| YOUR GOAL |
Once the pictures are set aside, copy everything else in the records exactly.

| DATA SUPPLIED |
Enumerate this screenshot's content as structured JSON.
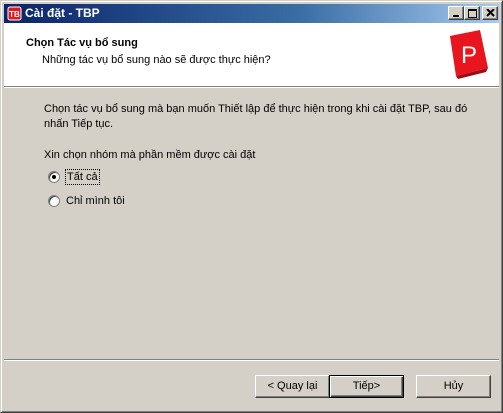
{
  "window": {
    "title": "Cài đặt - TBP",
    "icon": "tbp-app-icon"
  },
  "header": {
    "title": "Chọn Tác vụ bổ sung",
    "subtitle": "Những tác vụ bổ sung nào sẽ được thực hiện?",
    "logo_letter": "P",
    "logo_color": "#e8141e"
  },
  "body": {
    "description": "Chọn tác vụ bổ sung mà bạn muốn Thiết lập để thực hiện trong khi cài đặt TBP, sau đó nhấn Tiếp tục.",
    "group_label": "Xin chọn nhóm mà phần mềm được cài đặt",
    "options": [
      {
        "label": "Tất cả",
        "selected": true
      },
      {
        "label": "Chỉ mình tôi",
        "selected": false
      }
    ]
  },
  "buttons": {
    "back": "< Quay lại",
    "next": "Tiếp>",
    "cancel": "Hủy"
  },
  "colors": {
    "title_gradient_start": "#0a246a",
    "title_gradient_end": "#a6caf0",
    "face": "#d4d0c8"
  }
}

| ANSWER TO THIS EXERCISE |
Enumerate this screenshot's content as structured JSON.
{
  "window": {
    "title": "Cài đặt - TBP",
    "icon": "tbp-app-icon"
  },
  "header": {
    "title": "Chọn Tác vụ bổ sung",
    "subtitle": "Những tác vụ bổ sung nào sẽ được thực hiện?",
    "logo_letter": "P",
    "logo_color": "#e8141e"
  },
  "body": {
    "description": "Chọn tác vụ bổ sung mà bạn muốn Thiết lập để thực hiện trong khi cài đặt TBP, sau đó nhấn Tiếp tục.",
    "group_label": "Xin chọn nhóm mà phần mềm được cài đặt",
    "options": [
      {
        "label": "Tất cả",
        "selected": true
      },
      {
        "label": "Chỉ mình tôi",
        "selected": false
      }
    ]
  },
  "buttons": {
    "back": "< Quay lại",
    "next": "Tiếp>",
    "cancel": "Hủy"
  },
  "colors": {
    "title_gradient_start": "#0a246a",
    "title_gradient_end": "#a6caf0",
    "face": "#d4d0c8"
  }
}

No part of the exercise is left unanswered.